State the number of lines in these records holding "icon". Say nothing more.
-- Task input follows --
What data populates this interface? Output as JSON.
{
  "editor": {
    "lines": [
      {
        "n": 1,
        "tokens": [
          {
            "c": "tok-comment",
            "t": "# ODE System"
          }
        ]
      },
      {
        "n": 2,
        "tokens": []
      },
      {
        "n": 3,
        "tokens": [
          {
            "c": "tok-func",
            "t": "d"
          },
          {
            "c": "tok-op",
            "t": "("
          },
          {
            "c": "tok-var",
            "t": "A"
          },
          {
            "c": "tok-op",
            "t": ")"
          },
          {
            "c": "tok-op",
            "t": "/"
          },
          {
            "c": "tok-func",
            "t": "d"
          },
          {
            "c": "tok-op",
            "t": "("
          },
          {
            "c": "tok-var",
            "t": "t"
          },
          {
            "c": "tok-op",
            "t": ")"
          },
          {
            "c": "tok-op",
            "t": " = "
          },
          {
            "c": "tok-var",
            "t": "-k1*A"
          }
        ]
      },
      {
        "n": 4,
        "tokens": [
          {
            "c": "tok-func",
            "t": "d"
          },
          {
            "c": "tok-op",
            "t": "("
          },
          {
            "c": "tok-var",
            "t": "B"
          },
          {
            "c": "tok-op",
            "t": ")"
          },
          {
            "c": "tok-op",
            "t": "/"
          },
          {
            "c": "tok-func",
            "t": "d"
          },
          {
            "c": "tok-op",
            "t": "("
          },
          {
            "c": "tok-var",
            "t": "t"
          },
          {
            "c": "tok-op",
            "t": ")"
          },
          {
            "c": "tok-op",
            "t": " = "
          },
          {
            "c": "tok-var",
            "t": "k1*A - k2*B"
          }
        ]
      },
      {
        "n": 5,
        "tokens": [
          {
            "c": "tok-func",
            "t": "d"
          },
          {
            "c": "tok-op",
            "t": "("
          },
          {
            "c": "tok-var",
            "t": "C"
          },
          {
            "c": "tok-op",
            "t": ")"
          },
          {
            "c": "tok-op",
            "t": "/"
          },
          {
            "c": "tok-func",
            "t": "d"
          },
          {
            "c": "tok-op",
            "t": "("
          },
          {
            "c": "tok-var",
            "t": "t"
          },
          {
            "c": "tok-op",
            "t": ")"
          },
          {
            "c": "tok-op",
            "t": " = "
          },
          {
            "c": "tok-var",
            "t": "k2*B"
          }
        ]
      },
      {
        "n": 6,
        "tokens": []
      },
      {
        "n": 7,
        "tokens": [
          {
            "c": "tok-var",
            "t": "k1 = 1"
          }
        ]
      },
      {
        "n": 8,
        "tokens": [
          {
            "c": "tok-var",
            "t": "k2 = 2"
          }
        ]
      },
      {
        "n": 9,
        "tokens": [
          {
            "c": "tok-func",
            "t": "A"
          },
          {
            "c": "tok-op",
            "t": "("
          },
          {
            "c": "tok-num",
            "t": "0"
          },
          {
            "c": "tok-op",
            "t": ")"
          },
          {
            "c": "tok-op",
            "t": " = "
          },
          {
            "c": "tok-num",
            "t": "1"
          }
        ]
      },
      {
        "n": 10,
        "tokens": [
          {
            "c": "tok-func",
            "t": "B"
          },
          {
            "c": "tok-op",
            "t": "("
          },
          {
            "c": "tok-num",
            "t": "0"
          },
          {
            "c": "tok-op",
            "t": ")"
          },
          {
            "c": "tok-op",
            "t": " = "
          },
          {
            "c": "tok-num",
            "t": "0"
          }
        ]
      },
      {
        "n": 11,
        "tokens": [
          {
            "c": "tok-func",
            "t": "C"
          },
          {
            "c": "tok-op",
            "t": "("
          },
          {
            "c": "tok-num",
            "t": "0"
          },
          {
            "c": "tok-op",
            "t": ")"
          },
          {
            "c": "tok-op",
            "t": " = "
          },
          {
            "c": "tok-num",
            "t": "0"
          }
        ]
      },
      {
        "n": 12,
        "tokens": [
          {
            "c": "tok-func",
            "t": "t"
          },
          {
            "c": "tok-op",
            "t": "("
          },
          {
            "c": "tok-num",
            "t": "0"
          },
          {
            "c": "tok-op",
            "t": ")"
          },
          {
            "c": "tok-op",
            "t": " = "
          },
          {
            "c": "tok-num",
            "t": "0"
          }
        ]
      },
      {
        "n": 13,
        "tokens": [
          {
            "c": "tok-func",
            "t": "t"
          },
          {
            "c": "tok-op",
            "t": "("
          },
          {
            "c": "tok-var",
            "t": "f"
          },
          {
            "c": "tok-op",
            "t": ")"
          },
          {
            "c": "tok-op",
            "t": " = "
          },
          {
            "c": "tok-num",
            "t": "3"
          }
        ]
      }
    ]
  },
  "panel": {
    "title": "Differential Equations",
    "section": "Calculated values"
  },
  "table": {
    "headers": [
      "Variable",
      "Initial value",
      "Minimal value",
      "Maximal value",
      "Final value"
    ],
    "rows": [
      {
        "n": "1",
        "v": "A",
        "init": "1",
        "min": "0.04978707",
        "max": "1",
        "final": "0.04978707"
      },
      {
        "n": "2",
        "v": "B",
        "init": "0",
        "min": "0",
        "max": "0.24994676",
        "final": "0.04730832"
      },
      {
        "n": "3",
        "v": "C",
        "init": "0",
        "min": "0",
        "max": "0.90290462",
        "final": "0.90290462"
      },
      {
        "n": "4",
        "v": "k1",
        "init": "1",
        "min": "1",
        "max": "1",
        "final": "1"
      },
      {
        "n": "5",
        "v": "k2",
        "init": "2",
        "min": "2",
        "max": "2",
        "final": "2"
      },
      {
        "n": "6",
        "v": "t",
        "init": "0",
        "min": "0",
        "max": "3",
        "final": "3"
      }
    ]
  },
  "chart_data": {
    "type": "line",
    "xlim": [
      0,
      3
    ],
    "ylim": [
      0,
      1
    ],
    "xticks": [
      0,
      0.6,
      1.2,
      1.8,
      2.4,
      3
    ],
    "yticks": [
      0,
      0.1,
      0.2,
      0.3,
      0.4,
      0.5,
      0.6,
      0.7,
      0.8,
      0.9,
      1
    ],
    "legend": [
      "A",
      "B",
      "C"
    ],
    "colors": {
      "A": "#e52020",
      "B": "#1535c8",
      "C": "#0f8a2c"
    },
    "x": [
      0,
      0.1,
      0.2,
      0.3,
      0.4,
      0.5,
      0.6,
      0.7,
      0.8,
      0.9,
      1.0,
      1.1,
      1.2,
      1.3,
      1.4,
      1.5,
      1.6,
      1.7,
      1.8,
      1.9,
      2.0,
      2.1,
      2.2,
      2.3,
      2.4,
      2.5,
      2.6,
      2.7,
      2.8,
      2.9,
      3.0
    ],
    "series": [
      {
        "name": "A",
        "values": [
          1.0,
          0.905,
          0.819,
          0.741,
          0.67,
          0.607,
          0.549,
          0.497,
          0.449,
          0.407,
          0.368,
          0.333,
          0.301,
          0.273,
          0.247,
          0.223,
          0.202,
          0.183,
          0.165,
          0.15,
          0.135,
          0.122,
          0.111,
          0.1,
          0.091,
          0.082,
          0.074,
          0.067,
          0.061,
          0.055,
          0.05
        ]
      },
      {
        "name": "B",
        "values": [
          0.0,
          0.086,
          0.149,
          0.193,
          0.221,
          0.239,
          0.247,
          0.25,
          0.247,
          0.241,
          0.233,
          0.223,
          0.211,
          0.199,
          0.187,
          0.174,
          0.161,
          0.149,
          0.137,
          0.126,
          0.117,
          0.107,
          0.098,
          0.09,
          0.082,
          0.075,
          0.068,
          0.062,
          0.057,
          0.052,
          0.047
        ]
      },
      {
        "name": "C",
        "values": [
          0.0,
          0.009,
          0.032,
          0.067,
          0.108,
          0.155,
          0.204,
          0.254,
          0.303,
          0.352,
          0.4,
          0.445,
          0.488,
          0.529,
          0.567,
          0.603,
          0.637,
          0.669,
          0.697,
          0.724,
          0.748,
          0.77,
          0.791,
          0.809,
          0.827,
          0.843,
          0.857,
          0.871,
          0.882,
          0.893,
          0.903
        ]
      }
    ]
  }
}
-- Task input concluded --
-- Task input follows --
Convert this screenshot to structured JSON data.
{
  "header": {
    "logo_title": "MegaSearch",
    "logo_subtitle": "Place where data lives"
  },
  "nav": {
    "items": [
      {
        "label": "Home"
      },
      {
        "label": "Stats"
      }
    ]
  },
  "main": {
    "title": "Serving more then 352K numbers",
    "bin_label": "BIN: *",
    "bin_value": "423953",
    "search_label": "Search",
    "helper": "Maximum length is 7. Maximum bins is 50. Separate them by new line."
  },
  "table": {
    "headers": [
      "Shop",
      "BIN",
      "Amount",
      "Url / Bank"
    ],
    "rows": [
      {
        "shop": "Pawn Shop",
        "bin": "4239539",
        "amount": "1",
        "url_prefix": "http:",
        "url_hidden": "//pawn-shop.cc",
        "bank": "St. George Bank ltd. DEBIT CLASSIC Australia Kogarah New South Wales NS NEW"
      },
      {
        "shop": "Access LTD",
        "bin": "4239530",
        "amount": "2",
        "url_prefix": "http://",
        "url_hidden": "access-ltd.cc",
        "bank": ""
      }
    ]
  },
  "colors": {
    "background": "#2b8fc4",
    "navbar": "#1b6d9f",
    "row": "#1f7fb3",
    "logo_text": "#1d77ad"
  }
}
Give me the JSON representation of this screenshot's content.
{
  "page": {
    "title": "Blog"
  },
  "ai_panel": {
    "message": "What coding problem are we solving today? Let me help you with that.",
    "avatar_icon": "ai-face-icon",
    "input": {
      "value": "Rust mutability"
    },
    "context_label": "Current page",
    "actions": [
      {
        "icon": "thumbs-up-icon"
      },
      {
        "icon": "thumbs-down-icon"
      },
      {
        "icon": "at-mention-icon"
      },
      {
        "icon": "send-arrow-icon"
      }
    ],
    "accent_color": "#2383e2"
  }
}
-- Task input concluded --
== Solution to this exercise ==
5